» WHAT TO DO:
Return each line below holding the string "name".

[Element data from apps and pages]
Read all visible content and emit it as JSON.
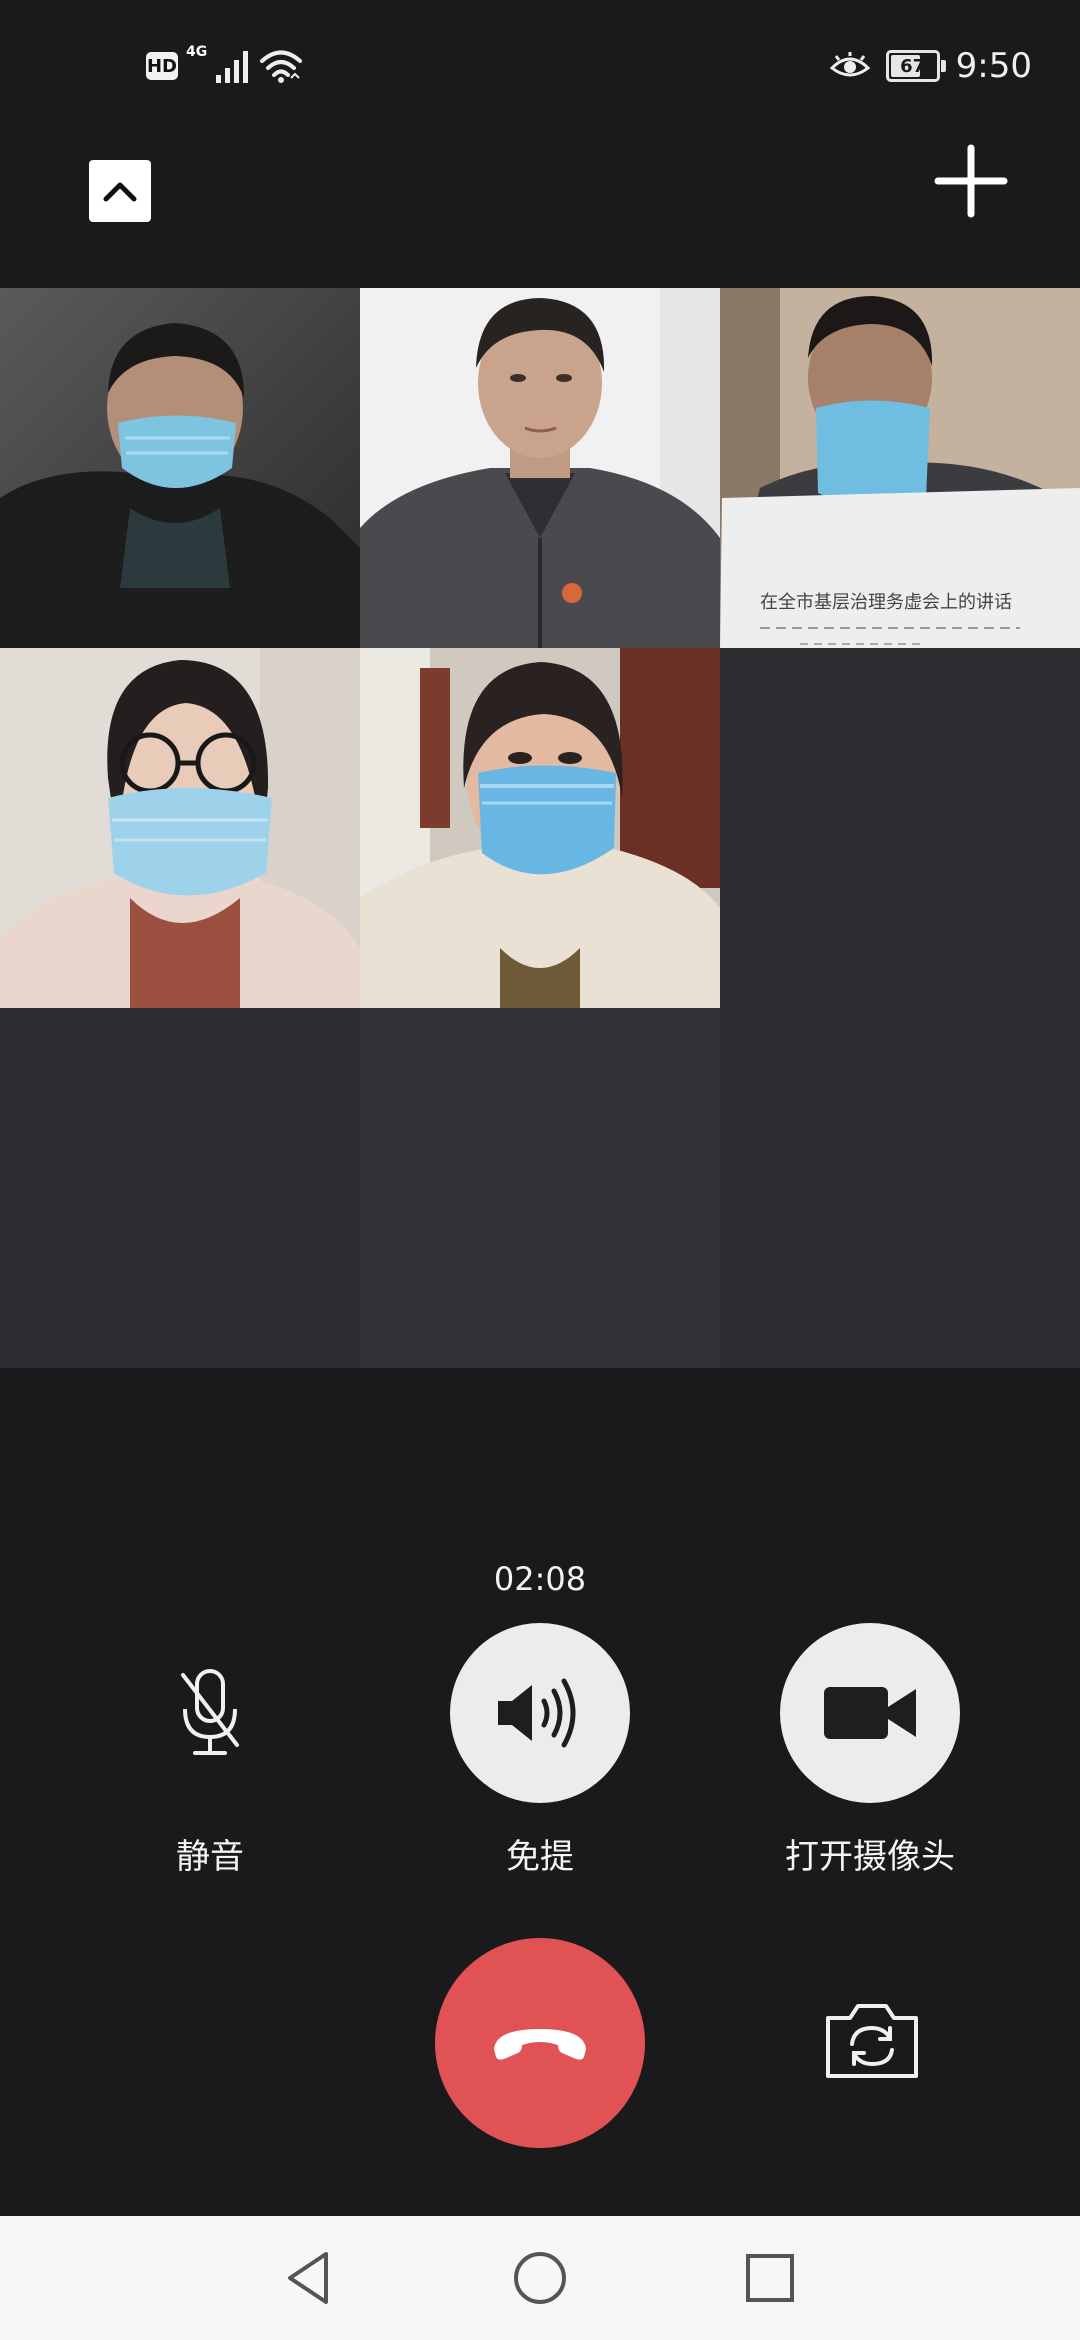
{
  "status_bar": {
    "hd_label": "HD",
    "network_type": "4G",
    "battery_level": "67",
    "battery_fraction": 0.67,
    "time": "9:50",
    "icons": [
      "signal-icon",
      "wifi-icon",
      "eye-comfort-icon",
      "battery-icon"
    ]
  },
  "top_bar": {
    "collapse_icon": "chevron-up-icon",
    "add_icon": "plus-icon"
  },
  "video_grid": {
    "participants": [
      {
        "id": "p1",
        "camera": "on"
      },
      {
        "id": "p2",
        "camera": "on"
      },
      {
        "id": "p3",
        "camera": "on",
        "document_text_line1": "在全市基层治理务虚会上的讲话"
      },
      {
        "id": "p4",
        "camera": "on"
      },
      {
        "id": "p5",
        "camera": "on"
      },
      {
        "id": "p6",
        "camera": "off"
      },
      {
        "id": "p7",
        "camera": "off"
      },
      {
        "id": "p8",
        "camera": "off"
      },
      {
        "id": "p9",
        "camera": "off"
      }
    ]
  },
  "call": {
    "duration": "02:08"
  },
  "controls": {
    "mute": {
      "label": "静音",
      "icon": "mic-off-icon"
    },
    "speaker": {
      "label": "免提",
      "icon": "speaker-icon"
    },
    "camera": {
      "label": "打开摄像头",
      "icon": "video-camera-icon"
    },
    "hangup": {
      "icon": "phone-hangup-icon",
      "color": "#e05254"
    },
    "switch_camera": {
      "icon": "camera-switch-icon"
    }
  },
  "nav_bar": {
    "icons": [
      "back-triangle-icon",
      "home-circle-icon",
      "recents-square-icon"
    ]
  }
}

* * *

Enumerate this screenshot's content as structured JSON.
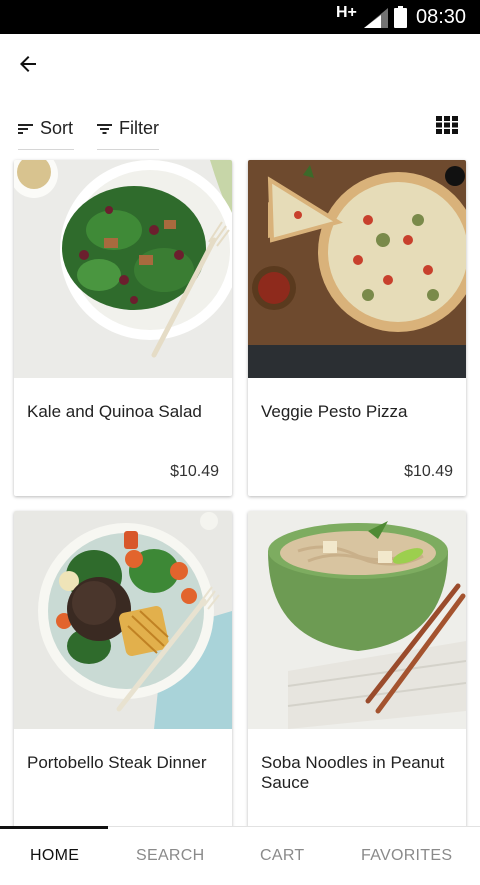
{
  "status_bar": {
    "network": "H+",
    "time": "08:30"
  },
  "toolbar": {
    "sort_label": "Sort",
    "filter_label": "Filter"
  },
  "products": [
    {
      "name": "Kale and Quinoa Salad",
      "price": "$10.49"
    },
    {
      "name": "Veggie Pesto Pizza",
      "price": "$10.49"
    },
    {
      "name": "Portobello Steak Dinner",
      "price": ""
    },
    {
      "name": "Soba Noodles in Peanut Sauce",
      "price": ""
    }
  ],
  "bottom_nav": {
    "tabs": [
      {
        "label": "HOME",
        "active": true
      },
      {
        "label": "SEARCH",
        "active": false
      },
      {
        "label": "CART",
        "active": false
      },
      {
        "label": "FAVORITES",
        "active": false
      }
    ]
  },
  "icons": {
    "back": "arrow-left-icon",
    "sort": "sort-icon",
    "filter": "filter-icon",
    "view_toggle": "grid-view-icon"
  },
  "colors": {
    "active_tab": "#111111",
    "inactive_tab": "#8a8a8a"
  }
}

» FINAL ANSWER:
      "name": "Kale and Quinoa Salad",
      "name": "Veggie Pesto Pizza",
      "name": "Portobello Steak Dinner",
      "name": "Soba Noodles in Peanut Sauce",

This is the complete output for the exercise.